• EXERCISE: Copy out each line below that has the word "content" in it.

──────── DATASET ────────

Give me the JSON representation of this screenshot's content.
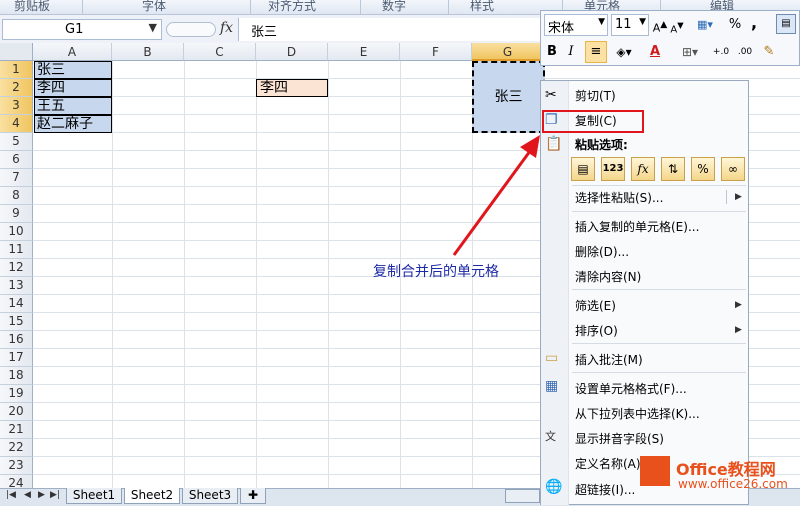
{
  "ribbon": {
    "groups": [
      "剪贴板",
      "字体",
      "对齐方式",
      "数字",
      "样式",
      "单元格",
      "编辑"
    ]
  },
  "formula_bar": {
    "name_box": "G1",
    "fx": "fx",
    "content": "张三"
  },
  "columns": [
    "A",
    "B",
    "C",
    "D",
    "E",
    "F",
    "G"
  ],
  "rows": [
    "1",
    "2",
    "3",
    "4",
    "5",
    "6",
    "7",
    "8",
    "9",
    "10",
    "11",
    "12",
    "13",
    "14",
    "15",
    "16",
    "17",
    "18",
    "19",
    "20",
    "21",
    "22",
    "23",
    "24"
  ],
  "cells": {
    "A1": "张三",
    "A2": "李四",
    "A3": "王五",
    "A4": "赵二麻子",
    "D2": "李四",
    "G1": "张三"
  },
  "annotation": "复制合并后的单元格",
  "mini_toolbar": {
    "font_name": "宋体",
    "font_size": "11",
    "bold": "B",
    "italic": "I",
    "percent": "%",
    "comma": ","
  },
  "context_menu": {
    "cut": "剪切(T)",
    "copy": "复制(C)",
    "paste_options": "粘贴选项:",
    "paste_special": "选择性粘贴(S)...",
    "insert_copied": "插入复制的单元格(E)...",
    "delete": "删除(D)...",
    "clear": "清除内容(N)",
    "filter": "筛选(E)",
    "sort": "排序(O)",
    "insert_comment": "插入批注(M)",
    "format_cells": "设置单元格格式(F)...",
    "pick_list": "从下拉列表中选择(K)...",
    "phonetic": "显示拼音字段(S)",
    "define_name": "定义名称(A)...",
    "hyperlink": "超链接(I)..."
  },
  "sheets": [
    "Sheet1",
    "Sheet2",
    "Sheet3"
  ],
  "watermark": {
    "title": "Office教程网",
    "url": "www.office26.com"
  }
}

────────

• RESULT BELOW:
Give me the JSON representation of this screenshot's content.
    "content": "张三"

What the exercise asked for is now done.